Based on these results, Calcium sulfate and Sodium sulfate are considered not hazardous to the organisms tested in accordance with EC regulation n°1272/2008.

A study performed according to the OECD Testing guidelline 201 and the GLP is available for the hydrated form of the calcium sulfate (i.e. calcium sulfate, dihydrate). In this limit test performed on Pseudokirchnerella subcapitata, there was no significant difference in the growth curves between the test group at 100 mg/L of CaSO4.2H2O and the control group. When corrected to calcium sulfate anhydrous, this result corresponds to a 72hEC50 > 79 mg/L. This study is used as a supporting study to conclude on the low toxicity profile of calcium sulfate to algae.

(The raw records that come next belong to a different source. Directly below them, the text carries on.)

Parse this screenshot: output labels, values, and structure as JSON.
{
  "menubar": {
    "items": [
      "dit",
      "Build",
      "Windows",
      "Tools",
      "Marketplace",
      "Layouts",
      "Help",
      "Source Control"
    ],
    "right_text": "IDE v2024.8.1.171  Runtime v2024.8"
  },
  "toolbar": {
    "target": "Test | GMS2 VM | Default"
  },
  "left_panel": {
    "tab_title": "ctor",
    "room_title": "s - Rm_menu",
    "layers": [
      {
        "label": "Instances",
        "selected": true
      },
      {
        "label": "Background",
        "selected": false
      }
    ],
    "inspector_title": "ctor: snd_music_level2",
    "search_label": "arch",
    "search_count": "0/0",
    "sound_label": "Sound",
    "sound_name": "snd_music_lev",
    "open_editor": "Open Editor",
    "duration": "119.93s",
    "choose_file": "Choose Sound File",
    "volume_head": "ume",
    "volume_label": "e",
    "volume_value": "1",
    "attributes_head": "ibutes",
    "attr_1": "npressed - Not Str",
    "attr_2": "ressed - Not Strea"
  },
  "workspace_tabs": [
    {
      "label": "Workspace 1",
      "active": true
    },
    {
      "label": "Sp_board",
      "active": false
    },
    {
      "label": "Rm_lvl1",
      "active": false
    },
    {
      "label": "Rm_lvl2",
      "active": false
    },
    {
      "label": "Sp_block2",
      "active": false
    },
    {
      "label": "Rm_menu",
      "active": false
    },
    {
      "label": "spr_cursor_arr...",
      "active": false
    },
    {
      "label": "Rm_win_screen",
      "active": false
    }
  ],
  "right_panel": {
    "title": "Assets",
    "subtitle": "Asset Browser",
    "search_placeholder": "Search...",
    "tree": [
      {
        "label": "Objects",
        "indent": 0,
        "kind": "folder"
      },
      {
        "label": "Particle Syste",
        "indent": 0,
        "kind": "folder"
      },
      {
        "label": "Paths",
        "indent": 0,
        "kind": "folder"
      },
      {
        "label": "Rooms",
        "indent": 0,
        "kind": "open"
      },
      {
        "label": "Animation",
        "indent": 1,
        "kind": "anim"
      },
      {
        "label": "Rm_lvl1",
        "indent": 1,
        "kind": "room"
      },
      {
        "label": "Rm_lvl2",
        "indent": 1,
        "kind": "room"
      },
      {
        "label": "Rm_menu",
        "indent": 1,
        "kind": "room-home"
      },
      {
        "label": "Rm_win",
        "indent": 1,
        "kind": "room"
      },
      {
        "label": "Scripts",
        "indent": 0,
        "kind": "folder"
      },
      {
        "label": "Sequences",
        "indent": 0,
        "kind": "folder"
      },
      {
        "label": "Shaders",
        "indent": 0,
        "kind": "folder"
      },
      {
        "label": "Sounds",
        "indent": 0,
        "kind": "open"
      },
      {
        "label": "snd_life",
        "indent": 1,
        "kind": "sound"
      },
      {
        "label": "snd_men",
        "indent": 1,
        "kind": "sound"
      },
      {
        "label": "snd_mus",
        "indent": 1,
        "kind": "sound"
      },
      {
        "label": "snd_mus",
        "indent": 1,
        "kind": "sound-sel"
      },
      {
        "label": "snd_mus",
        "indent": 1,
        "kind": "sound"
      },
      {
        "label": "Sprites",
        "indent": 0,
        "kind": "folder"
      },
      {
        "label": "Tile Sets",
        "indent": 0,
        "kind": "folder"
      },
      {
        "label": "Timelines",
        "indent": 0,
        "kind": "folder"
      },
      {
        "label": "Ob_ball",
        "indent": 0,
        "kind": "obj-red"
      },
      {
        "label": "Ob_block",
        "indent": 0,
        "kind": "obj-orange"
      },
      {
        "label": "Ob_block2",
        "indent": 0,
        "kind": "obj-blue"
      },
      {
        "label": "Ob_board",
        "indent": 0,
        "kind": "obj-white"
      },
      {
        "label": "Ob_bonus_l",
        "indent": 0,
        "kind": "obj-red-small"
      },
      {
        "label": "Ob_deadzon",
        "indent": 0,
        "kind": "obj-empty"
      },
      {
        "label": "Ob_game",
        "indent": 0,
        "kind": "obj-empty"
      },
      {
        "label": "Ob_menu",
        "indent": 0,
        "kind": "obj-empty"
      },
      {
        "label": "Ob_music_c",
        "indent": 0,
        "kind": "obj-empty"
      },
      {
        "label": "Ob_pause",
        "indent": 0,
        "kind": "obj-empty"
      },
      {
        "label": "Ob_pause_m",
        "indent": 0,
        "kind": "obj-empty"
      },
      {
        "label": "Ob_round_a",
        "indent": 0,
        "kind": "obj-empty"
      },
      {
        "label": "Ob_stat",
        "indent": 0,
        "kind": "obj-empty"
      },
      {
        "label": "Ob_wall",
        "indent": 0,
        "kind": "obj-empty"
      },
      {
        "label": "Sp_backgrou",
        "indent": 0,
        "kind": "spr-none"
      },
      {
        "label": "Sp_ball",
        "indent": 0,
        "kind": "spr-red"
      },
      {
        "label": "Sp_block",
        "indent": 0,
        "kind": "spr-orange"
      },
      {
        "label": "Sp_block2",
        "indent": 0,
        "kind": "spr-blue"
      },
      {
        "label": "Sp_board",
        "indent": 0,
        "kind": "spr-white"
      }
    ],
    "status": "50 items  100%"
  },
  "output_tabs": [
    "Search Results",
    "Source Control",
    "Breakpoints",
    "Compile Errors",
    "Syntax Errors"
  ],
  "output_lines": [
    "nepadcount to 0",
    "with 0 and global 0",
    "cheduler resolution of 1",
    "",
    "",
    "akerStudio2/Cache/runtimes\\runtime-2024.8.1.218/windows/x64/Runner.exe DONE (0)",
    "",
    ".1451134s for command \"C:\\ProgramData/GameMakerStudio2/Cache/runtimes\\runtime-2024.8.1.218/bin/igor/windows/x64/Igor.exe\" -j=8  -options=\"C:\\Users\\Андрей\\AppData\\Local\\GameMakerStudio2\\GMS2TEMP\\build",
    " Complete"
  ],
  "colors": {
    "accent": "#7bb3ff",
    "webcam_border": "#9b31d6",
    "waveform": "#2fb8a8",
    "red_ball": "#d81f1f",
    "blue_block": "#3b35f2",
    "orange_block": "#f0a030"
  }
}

No reliable algae study with potassium sulphate is available. However, one secondary source is available (IUCLID of the European Commission (2000)) reporting a 72h EC50 (Scenedesmus subspicatus) of 1430 - 2900 mg/L obtained according to the method DIN 38412 Part 33. Additionally, a reliable study with ammonium sulphate is available (Tam N.F.Y. and Wong Y.S., 1996). This static 18 -day test with Chlorella vulgaris showed an 18d EC50 of 2700 mg/L based on cell number. Applying a weight of evidence approach on these two studies, Potassium sulfate is considered not hazardous to the organisms tested in accordance with EC regulation n°1272/2008.


Even if the validity of the study on potassium sulfate is not assignable due to secondary litterature source, as it presents the lowest EC50 to algae and as this constituent has the highest concentration in the multiconstituent substance, as a worst case approach, this EC50 is selected as the key value for the chemical assessment of the multiconstituent substance.

Moreover, the possibility to apply the results obtained on the mono-constituents to the multiconstituent substance, is supported in the ECHA Guidance on QSAR and grouping of chemicals (2008)